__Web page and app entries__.
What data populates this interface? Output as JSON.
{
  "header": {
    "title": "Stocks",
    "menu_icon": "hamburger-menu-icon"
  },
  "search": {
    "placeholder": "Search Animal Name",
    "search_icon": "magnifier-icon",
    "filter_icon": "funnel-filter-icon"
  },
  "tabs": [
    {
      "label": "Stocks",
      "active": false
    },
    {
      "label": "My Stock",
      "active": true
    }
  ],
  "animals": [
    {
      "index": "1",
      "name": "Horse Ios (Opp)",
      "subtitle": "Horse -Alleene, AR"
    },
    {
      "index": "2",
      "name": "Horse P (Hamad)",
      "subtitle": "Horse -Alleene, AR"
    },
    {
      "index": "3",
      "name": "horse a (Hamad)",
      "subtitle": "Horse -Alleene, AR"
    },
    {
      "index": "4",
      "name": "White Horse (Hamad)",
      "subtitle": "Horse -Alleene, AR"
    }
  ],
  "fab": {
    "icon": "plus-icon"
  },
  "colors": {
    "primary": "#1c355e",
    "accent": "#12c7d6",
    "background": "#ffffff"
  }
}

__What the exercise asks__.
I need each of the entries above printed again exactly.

__Completed exercise__.
What data populates this interface? Output as JSON.
{
  "header": {
    "title": "Stocks",
    "menu_icon": "hamburger-menu-icon"
  },
  "search": {
    "placeholder": "Search Animal Name",
    "search_icon": "magnifier-icon",
    "filter_icon": "funnel-filter-icon"
  },
  "tabs": [
    {
      "label": "Stocks",
      "active": false
    },
    {
      "label": "My Stock",
      "active": true
    }
  ],
  "animals": [
    {
      "index": "1",
      "name": "Horse Ios (Opp)",
      "subtitle": "Horse -Alleene, AR"
    },
    {
      "index": "2",
      "name": "Horse P (Hamad)",
      "subtitle": "Horse -Alleene, AR"
    },
    {
      "index": "3",
      "name": "horse a (Hamad)",
      "subtitle": "Horse -Alleene, AR"
    },
    {
      "index": "4",
      "name": "White Horse (Hamad)",
      "subtitle": "Horse -Alleene, AR"
    }
  ],
  "fab": {
    "icon": "plus-icon"
  },
  "colors": {
    "primary": "#1c355e",
    "accent": "#12c7d6",
    "background": "#ffffff"
  }
}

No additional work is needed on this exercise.